Baker's Secret Non-Stick 9-inch pie pan, $3.99 The handles on two sides of this pan made for easy transportation to the oven. The pie baked relatively quickly, in 35 minutes, and the thoroughly cooked filling had little cracking on top.

Downsides: We had to discard about a cup of filling that wouldn't fit in the pan, and the crust baked a bit unevenly, with a few too-brown edges and a slightly underdone bottom. The accompanying instruction card discourages the use of metal utensils -- a bit impractical if you're planning on slicing the pie with a metal knife.

Pre-baking the crust a little longer and protecting the edge of the crust with a foil collar should remedy the inconsistencies in baking, though, which would make this pan a worthwhile bargain. At and


Pyrex 9-inch glass pie pan, $4.59 The familiar glass pan has straight sides and a rim wide enough to make a nice edge on the crust.
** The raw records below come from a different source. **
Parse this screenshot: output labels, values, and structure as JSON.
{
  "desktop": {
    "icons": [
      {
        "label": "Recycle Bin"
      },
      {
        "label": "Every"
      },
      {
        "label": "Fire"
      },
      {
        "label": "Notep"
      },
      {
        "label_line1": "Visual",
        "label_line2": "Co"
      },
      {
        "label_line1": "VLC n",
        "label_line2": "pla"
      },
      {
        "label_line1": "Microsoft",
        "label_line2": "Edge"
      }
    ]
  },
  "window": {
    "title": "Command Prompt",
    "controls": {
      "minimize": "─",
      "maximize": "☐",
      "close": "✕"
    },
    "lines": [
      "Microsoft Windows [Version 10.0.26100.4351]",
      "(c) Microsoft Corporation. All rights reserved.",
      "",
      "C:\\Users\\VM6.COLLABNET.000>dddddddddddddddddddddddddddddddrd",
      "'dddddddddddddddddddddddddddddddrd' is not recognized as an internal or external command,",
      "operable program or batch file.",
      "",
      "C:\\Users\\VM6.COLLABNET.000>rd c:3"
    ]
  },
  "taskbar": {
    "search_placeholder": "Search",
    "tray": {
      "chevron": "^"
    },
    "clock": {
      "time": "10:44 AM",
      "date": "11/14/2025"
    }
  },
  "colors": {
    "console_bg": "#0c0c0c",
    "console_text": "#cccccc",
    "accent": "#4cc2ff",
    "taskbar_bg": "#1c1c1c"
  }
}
The simple, no-frills plate also makes a useful serving piece. But at least a cup of filling had to be discarded. During baking, the pie filling actually bubbled up in the pan; it was clearly too hot. The pie was finished in 30 minutes, but the top was a little too brown and cracked, and the edges of the crust were very brown and a little hard. The sides and bottom had a somewhat gummy texture. We've since read the tips that recommend lowering baking temperature by 25 degrees for glass pans, but the label on this one had no such advice. That might have improved the results. At Wegmans and at

FOURTH PLACE Handi-Foil 10-inch pie pans (set of two), $2.25 Inexpensive, ubiquitous and disposable. The filling overwhelmed this shallow, flimsy pan, which made for a treacherous trip to the oven. The pie baked in a little under 35 minutes. The filling cooked nicely with little cracking, but the bottom crust was wet and doughy. And when we cut into the pie, the knife went right through the side of the pan. At Safeway.

Baltimore Sun Articles
Please note the green-lined linked article text has been applied commercially without any involvement from our newsroom editors, reporters or any other editorial staff.